The promotional clip, narrated by television show host Jeremy Clarkson, shows a family receiving in about 30 minutes replacement soccer shoes for the one chewed up by its dog.
“In time, there will be a whole family of Amazon drones. Different designs for different environments,” Clarkson says.
The video shows the box containing the shoes ordered by the family fitting seamlessly into the body of the drone.
It then rises vertically, in helicopter style, for nearly 400 feet, according to Clarkson, after which it assumes a horizontal orientation, flying like an airplane.
Clarkson said the drone in the clip could fly for 15 miles (24 kms).
It was equipped with what he called “sense-and-avoid technology” to sense, then avoid, obstacles in its path.
The video shows the drone approaching its targeted landing spot, dropping the package, then taking off again, presumably to return where it came from.

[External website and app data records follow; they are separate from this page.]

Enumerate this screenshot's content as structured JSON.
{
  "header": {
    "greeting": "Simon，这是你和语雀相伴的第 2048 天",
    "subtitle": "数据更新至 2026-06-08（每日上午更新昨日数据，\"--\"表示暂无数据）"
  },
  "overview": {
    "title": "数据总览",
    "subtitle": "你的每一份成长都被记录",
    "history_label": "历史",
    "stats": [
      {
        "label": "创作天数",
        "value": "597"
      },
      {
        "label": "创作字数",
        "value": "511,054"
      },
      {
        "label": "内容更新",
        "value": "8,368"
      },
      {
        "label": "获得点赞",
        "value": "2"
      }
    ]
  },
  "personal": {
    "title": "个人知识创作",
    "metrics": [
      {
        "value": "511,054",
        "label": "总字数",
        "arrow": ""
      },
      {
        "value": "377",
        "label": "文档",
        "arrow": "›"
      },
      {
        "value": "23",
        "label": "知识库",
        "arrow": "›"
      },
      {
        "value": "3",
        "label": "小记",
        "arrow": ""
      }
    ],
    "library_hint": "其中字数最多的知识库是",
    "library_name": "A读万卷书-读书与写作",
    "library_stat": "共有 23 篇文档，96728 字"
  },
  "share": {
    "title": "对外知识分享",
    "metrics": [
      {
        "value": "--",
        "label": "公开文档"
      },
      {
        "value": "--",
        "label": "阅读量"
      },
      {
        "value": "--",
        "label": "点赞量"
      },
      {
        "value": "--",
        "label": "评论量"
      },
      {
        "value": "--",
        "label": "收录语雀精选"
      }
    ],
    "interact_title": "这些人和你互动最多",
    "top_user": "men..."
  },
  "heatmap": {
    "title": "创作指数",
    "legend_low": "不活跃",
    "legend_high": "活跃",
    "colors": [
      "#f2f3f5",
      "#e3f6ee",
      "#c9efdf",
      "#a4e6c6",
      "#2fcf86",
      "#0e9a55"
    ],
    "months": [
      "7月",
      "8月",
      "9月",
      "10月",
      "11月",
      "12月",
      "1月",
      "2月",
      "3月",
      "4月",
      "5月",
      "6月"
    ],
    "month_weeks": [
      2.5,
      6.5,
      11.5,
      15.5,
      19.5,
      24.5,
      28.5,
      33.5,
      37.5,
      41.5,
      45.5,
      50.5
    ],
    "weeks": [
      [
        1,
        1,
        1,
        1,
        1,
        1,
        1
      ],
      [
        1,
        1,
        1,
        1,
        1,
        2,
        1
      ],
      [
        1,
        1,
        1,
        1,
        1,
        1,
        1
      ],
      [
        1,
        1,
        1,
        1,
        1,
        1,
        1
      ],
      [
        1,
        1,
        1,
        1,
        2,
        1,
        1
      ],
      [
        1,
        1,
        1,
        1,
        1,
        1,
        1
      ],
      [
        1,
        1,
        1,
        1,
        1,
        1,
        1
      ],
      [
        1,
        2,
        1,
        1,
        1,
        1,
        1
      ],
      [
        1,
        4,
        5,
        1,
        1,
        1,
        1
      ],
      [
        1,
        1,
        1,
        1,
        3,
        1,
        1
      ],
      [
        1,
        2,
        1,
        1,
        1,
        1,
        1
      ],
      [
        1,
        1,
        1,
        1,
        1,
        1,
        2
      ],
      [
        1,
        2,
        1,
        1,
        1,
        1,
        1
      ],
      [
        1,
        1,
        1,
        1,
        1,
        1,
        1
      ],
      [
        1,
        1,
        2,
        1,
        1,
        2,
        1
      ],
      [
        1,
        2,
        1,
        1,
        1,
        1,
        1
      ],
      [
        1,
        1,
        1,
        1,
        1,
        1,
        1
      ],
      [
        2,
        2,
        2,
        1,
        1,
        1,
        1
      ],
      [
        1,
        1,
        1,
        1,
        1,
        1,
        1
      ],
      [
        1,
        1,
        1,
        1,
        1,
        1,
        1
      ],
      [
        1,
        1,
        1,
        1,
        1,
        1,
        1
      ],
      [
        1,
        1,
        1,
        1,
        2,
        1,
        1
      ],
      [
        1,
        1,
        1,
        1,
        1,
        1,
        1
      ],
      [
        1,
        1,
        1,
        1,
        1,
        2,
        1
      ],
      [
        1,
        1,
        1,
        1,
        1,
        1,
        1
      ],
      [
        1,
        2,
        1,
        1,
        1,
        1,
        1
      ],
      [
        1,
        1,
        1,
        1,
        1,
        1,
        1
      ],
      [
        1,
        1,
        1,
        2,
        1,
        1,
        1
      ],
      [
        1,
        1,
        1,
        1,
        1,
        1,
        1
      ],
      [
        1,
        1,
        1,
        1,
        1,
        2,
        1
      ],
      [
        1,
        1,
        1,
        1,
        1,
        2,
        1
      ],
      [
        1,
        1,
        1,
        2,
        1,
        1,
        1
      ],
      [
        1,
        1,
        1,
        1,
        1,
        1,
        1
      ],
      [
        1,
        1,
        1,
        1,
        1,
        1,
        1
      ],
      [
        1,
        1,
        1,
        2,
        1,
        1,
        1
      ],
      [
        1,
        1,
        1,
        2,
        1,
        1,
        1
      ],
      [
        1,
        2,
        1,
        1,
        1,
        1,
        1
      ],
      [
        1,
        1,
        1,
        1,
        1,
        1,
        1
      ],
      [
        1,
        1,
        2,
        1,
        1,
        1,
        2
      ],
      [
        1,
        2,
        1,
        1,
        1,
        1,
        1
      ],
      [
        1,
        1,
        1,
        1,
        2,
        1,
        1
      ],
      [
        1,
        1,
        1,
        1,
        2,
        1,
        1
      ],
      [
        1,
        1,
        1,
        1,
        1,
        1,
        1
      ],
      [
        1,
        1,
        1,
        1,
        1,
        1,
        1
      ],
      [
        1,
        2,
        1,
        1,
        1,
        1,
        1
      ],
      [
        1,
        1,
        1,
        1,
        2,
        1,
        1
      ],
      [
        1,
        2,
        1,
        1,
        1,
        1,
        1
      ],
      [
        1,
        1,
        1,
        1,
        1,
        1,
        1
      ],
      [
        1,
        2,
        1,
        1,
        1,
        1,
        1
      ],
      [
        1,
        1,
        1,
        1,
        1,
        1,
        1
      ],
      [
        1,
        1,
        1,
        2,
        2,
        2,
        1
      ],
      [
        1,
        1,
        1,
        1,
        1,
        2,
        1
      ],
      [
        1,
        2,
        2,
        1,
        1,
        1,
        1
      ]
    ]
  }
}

The launch of the video appeared to be timed ahead of “Cyber Monday”, one of the biggest shopping events for electronics retailers.
Amazon did not say when it hoped to have the drones in service.
A senior Federal Aviation Administration official said in June the agency expects to finalize regulations for commercial drone operations over the next 12 months.
This would be a substantially shorter period than previous forecasts that had anticipated rules allowing commercial operations by the end of 2016 or the beginning of 2017.
Google and Wal-Mart are other retailers developing drones for package delivery.